Picture it. On a warm summer morning, you’re at a farm just an hour from DC, and you’ve just picked a basket full of fresh zucchini, cherries or string beans. Now imagine that you pick four more baskets just like it…and give them all away. That’s gleaning!

With biblical roots, gleaning is one of the oldest commandments intended to help the poor. Leviticus 23:22 directs farmers to leave at least one-sixtieth of the edges of their fields unpicked, to not pick up fruit that has fallen to the ground and to not pick up bits of the harvest falls during transport. These leftovers are left for others—the poor, the stranger, widows and orphans, the Torah says—to pick up. The best-known gleaners may be the biblical Ruth and her mother-in-law Naomi, both widows. The two poor women go to glean in the fields belonging to Boaz, who winds up marrying Ruth, and they become the ancestors of King David.

Today’s gleaning takes a bit of a modern twist, yet the outcomes remain the same. I have been volunteering with DC Central Kitchen’s gleaning program since 2016. It is both a satisfying and humbling experience that makes me consider food insecurity, farm workers’ rights and food waste.

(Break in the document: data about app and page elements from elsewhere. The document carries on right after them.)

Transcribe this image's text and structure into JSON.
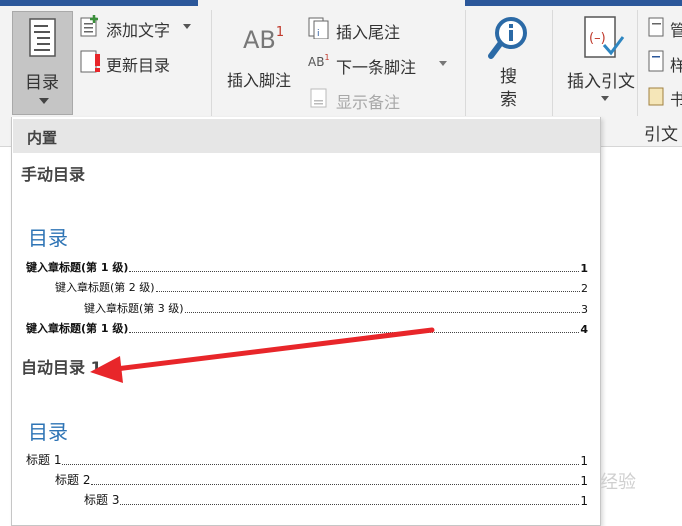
{
  "ribbon": {
    "toc_button": "目录",
    "add_text": "添加文字",
    "update_toc": "更新目录",
    "insert_footnote": "插入脚注",
    "insert_endnote": "插入尾注",
    "next_footnote": "下一条脚注",
    "show_notes": "显示备注",
    "search": "搜\n索",
    "insert_citation": "插入引文",
    "manage_partial": "管",
    "style_partial": "样",
    "bibliography_partial": "书",
    "citation_group_partial": "引文",
    "footnote_icon_text": "AB",
    "footnote_superscript": "1",
    "next_footnote_icon_text": "AB",
    "next_footnote_superscript": "1"
  },
  "dropdown": {
    "section_label": "内置",
    "manual": {
      "heading": "手动目录",
      "title": "目录",
      "entries": [
        {
          "text": "键入章标题(第 1 级)",
          "page": "1",
          "level": 1
        },
        {
          "text": "键入章标题(第 2 级)",
          "page": "2",
          "level": 2
        },
        {
          "text": "键入章标题(第 3 级)",
          "page": "3",
          "level": 3
        },
        {
          "text": "键入章标题(第 1 级)",
          "page": "4",
          "level": 1
        }
      ]
    },
    "auto": {
      "heading": "自动目录 1",
      "title": "目录",
      "entries": [
        {
          "text": "标题 1",
          "page": "1",
          "level": 1
        },
        {
          "text": "标题 2",
          "page": "1",
          "level": 2
        },
        {
          "text": "标题 3",
          "page": "1",
          "level": 3
        }
      ]
    }
  },
  "watermark": "经验",
  "colors": {
    "accent": "#2b579a",
    "toc_title": "#2e74b5",
    "annotation_arrow": "#e8262a"
  }
}
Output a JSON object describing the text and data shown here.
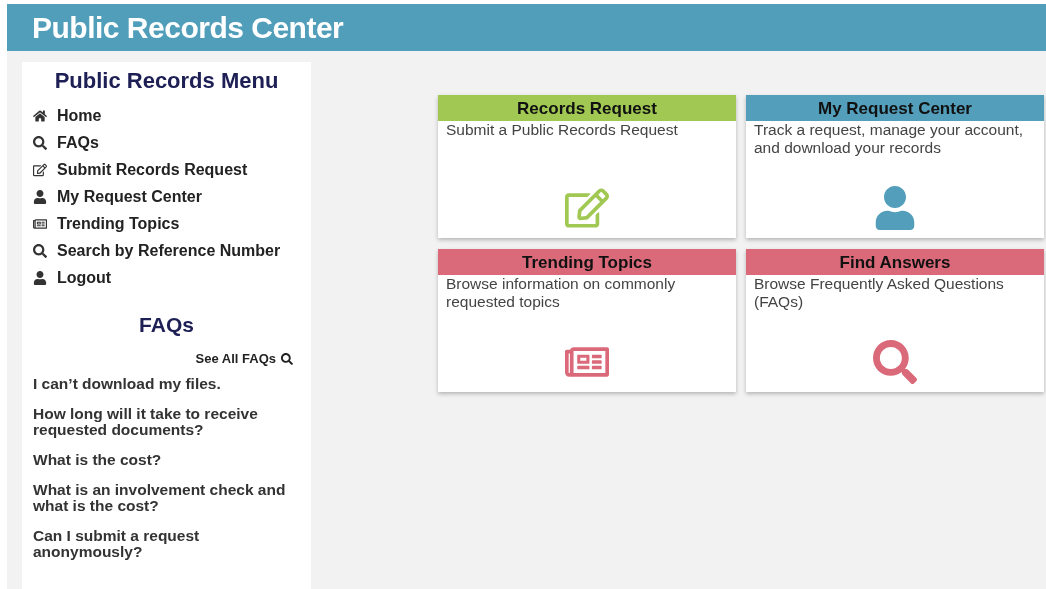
{
  "header": {
    "title": "Public Records Center"
  },
  "sidebar": {
    "title": "Public Records Menu",
    "items": [
      {
        "label": "Home",
        "kind": "home"
      },
      {
        "label": "FAQs",
        "kind": "search"
      },
      {
        "label": "Submit Records Request",
        "kind": "edit"
      },
      {
        "label": "My Request Center",
        "kind": "user"
      },
      {
        "label": "Trending Topics",
        "kind": "newspaper"
      },
      {
        "label": "Search by Reference Number",
        "kind": "search"
      },
      {
        "label": "Logout",
        "kind": "user"
      }
    ],
    "faqs": {
      "title": "FAQs",
      "see_all": "See All FAQs",
      "questions": [
        "I can’t download my files.",
        "How long will it take to receive requested documents?",
        "What is the cost?",
        "What is an involvement check and what is the cost?",
        "Can I submit a request anonymously?"
      ]
    }
  },
  "cards": [
    {
      "title": "Records Request",
      "description": "Submit a Public Records Request",
      "kind": "edit",
      "color": "#a0c853"
    },
    {
      "title": "My Request Center",
      "description": "Track a request, manage your account, and download your records",
      "kind": "user",
      "color": "#529ebb"
    },
    {
      "title": "Trending Topics",
      "description": "Browse information on commonly requested topics",
      "kind": "newspaper",
      "color": "#da6a7a"
    },
    {
      "title": "Find Answers",
      "description": "Browse Frequently Asked Questions (FAQs)",
      "kind": "search",
      "color": "#da6a7a"
    }
  ]
}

Soup kitchens and food pantries struggle to maintain adequate inventory of fresh produce, which is difficult to obtain due to high costs. In our area, they receive large donations of fresh fruits and vegetables infrequently, as shelf-stable grocery items are easier to store and last longer. Organizations like Arlington Food Assistance Center (AFAC) and Nourish Now in Montgomery County, Maryland run food collection drives throughout the year. Community kitchens also rely on donations to operate, and some, like DC Central Kitchen (DCCK), prepare thousands of meals every day to serve the city’s homeless population. AFAC and DCCK have run volunteer gleaning programs for the past few years, enabling them to offer their clients fresh, local produce.

Many farms are unable to pick all of the produce that is grown each year due to a lack of labor, unfavorable weather conditions or insufficient time. When a farm’s only options are to turn crops under and restart that field again the next season or pull up and compost plants and produce, everyone loses. Un-harvested produce represents a financial loss to farmers and can attract pests and insects. Gleaners pick crops that have over-produced, are the wrong size for commercial harvest (usually too large), are at the end of a growing season and can’t be picked efficiently because they are scattered throughout the fields or are too “ugly” or oddly shaped to be sold. Most farmers would prefer that excess fruits and vegetables be consumed rather than wasted.

There is a bit of mystery when it comes to what gleaners are likely to encounter. Unexpectedly ideal conditions may lead to an overly abundant field of corn, or a commercial buyer might reduce the size of their order. Tomatoes may ripen through late September, but if the farm’s schedule can only accommodate picking until Labor Day, the rest is lost. Once gleaned and returned to DCCK, skilled chefs, most of whom have trained there, prepare the giant squash, super sweet strawberries or crunchy carrots picked that morning within a day or two to serve the community in need.

DCCK’s volunteers travel up to two hours from DC to glean at a farm, anywhere from the Shenandoah all the way to the Eastern Shore of Maryland. We volunteer at both commercial farms and the “U-Pick”-style farms you might visit with your family.

There are many ways to engage and give back. Gleaning makes me feel connected to the Jewish value of tikkun olam (repairing the world). There is something particularly fitting about trying to heal the world by taking crops that would otherwise go to waste and harvesting them to feed those who are hungry.

Gleaning with DCCK runs every Thursday from June through the end of October. Volunteers must provide their own transportation. You can sign up online.